--- MATERIAL FOR THE TASK Enclosed Below ---

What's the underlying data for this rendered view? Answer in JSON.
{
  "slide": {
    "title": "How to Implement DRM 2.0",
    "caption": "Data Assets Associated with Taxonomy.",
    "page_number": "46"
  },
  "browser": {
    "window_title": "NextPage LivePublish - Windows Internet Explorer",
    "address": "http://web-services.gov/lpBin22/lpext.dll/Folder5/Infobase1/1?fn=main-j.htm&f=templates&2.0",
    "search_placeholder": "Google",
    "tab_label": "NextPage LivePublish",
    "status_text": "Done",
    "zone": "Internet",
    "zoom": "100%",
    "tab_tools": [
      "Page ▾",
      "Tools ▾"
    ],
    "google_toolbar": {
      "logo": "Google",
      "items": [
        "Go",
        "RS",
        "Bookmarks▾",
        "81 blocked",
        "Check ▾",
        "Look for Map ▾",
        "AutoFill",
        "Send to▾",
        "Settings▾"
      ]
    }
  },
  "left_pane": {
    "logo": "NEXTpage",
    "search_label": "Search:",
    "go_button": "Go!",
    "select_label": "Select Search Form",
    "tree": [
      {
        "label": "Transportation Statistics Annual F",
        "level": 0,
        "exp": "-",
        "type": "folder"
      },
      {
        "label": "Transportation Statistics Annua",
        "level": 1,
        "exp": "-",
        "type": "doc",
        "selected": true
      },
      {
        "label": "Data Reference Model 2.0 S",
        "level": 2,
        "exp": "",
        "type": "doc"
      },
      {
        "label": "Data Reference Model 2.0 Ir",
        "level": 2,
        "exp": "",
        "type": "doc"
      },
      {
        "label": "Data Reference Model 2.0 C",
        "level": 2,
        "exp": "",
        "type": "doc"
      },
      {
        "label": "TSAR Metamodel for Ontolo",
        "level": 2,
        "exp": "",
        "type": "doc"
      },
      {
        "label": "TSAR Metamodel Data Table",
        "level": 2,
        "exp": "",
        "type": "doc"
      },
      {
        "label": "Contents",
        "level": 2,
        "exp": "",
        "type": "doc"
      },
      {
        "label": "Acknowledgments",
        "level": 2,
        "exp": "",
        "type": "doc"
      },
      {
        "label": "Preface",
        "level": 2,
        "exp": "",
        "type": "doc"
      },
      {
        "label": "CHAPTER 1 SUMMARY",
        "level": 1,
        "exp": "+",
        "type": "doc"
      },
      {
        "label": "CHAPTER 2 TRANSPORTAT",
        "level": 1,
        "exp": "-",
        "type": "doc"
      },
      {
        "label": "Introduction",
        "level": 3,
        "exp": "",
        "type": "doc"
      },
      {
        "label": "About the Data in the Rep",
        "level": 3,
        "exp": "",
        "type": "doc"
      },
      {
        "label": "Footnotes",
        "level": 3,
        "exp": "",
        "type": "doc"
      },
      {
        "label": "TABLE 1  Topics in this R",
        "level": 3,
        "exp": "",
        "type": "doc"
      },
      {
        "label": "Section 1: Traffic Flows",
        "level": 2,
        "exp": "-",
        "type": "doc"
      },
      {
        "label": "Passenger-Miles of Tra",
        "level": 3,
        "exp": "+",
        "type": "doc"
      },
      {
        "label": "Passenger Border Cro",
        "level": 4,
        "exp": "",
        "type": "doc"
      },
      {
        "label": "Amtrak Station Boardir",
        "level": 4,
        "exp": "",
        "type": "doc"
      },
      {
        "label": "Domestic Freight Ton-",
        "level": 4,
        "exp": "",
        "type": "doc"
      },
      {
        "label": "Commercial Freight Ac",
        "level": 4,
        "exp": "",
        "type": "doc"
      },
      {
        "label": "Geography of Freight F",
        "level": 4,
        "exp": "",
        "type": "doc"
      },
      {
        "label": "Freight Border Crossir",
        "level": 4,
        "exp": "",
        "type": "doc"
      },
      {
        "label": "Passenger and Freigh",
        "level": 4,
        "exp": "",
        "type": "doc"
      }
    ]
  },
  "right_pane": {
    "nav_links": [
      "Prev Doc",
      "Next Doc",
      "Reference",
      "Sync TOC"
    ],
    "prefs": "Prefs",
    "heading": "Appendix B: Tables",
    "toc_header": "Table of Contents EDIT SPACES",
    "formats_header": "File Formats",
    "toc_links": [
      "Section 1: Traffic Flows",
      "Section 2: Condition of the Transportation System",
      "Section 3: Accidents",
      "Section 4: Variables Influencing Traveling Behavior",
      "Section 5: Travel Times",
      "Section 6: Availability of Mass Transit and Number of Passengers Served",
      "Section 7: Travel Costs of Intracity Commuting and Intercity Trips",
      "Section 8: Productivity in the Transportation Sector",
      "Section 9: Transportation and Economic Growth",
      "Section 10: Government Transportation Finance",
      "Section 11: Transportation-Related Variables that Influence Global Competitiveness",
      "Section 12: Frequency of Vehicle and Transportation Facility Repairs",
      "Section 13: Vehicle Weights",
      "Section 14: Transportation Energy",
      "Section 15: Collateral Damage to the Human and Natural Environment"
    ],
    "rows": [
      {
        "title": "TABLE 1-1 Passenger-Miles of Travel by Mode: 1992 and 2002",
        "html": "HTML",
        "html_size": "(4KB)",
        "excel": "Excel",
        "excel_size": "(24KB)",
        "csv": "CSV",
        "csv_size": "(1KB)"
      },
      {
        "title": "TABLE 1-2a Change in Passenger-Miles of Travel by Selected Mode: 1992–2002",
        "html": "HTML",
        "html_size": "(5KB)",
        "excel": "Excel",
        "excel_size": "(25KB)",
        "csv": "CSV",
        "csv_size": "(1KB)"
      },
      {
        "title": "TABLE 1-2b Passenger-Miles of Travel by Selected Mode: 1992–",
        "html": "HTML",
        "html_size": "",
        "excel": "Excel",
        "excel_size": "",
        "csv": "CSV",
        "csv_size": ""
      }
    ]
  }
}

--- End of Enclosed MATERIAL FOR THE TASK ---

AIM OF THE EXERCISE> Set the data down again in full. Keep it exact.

EXPECTED ANSWER>
What's the underlying data for this rendered view? Answer in JSON.
{
  "slide": {
    "title": "How to Implement DRM 2.0",
    "caption": "Data Assets Associated with Taxonomy.",
    "page_number": "46"
  },
  "browser": {
    "window_title": "NextPage LivePublish - Windows Internet Explorer",
    "address": "http://web-services.gov/lpBin22/lpext.dll/Folder5/Infobase1/1?fn=main-j.htm&f=templates&2.0",
    "search_placeholder": "Google",
    "tab_label": "NextPage LivePublish",
    "status_text": "Done",
    "zone": "Internet",
    "zoom": "100%",
    "tab_tools": [
      "Page ▾",
      "Tools ▾"
    ],
    "google_toolbar": {
      "logo": "Google",
      "items": [
        "Go",
        "RS",
        "Bookmarks▾",
        "81 blocked",
        "Check ▾",
        "Look for Map ▾",
        "AutoFill",
        "Send to▾",
        "Settings▾"
      ]
    }
  },
  "left_pane": {
    "logo": "NEXTpage",
    "search_label": "Search:",
    "go_button": "Go!",
    "select_label": "Select Search Form",
    "tree": [
      {
        "label": "Transportation Statistics Annual F",
        "level": 0,
        "exp": "-",
        "type": "folder"
      },
      {
        "label": "Transportation Statistics Annua",
        "level": 1,
        "exp": "-",
        "type": "doc",
        "selected": true
      },
      {
        "label": "Data Reference Model 2.0 S",
        "level": 2,
        "exp": "",
        "type": "doc"
      },
      {
        "label": "Data Reference Model 2.0 Ir",
        "level": 2,
        "exp": "",
        "type": "doc"
      },
      {
        "label": "Data Reference Model 2.0 C",
        "level": 2,
        "exp": "",
        "type": "doc"
      },
      {
        "label": "TSAR Metamodel for Ontolo",
        "level": 2,
        "exp": "",
        "type": "doc"
      },
      {
        "label": "TSAR Metamodel Data Table",
        "level": 2,
        "exp": "",
        "type": "doc"
      },
      {
        "label": "Contents",
        "level": 2,
        "exp": "",
        "type": "doc"
      },
      {
        "label": "Acknowledgments",
        "level": 2,
        "exp": "",
        "type": "doc"
      },
      {
        "label": "Preface",
        "level": 2,
        "exp": "",
        "type": "doc"
      },
      {
        "label": "CHAPTER 1 SUMMARY",
        "level": 1,
        "exp": "+",
        "type": "doc"
      },
      {
        "label": "CHAPTER 2 TRANSPORTAT",
        "level": 1,
        "exp": "-",
        "type": "doc"
      },
      {
        "label": "Introduction",
        "level": 3,
        "exp": "",
        "type": "doc"
      },
      {
        "label": "About the Data in the Rep",
        "level": 3,
        "exp": "",
        "type": "doc"
      },
      {
        "label": "Footnotes",
        "level": 3,
        "exp": "",
        "type": "doc"
      },
      {
        "label": "TABLE 1  Topics in this R",
        "level": 3,
        "exp": "",
        "type": "doc"
      },
      {
        "label": "Section 1: Traffic Flows",
        "level": 2,
        "exp": "-",
        "type": "doc"
      },
      {
        "label": "Passenger-Miles of Tra",
        "level": 3,
        "exp": "+",
        "type": "doc"
      },
      {
        "label": "Passenger Border Cro",
        "level": 4,
        "exp": "",
        "type": "doc"
      },
      {
        "label": "Amtrak Station Boardir",
        "level": 4,
        "exp": "",
        "type": "doc"
      },
      {
        "label": "Domestic Freight Ton-",
        "level": 4,
        "exp": "",
        "type": "doc"
      },
      {
        "label": "Commercial Freight Ac",
        "level": 4,
        "exp": "",
        "type": "doc"
      },
      {
        "label": "Geography of Freight F",
        "level": 4,
        "exp": "",
        "type": "doc"
      },
      {
        "label": "Freight Border Crossir",
        "level": 4,
        "exp": "",
        "type": "doc"
      },
      {
        "label": "Passenger and Freigh",
        "level": 4,
        "exp": "",
        "type": "doc"
      }
    ]
  },
  "right_pane": {
    "nav_links": [
      "Prev Doc",
      "Next Doc",
      "Reference",
      "Sync TOC"
    ],
    "prefs": "Prefs",
    "heading": "Appendix B: Tables",
    "toc_header": "Table of Contents EDIT SPACES",
    "formats_header": "File Formats",
    "toc_links": [
      "Section 1: Traffic Flows",
      "Section 2: Condition of the Transportation System",
      "Section 3: Accidents",
      "Section 4: Variables Influencing Traveling Behavior",
      "Section 5: Travel Times",
      "Section 6: Availability of Mass Transit and Number of Passengers Served",
      "Section 7: Travel Costs of Intracity Commuting and Intercity Trips",
      "Section 8: Productivity in the Transportation Sector",
      "Section 9: Transportation and Economic Growth",
      "Section 10: Government Transportation Finance",
      "Section 11: Transportation-Related Variables that Influence Global Competitiveness",
      "Section 12: Frequency of Vehicle and Transportation Facility Repairs",
      "Section 13: Vehicle Weights",
      "Section 14: Transportation Energy",
      "Section 15: Collateral Damage to the Human and Natural Environment"
    ],
    "rows": [
      {
        "title": "TABLE 1-1 Passenger-Miles of Travel by Mode: 1992 and 2002",
        "html": "HTML",
        "html_size": "(4KB)",
        "excel": "Excel",
        "excel_size": "(24KB)",
        "csv": "CSV",
        "csv_size": "(1KB)"
      },
      {
        "title": "TABLE 1-2a Change in Passenger-Miles of Travel by Selected Mode: 1992–2002",
        "html": "HTML",
        "html_size": "(5KB)",
        "excel": "Excel",
        "excel_size": "(25KB)",
        "csv": "CSV",
        "csv_size": "(1KB)"
      },
      {
        "title": "TABLE 1-2b Passenger-Miles of Travel by Selected Mode: 1992–",
        "html": "HTML",
        "html_size": "",
        "excel": "Excel",
        "excel_size": "",
        "csv": "CSV",
        "csv_size": ""
      }
    ]
  }
}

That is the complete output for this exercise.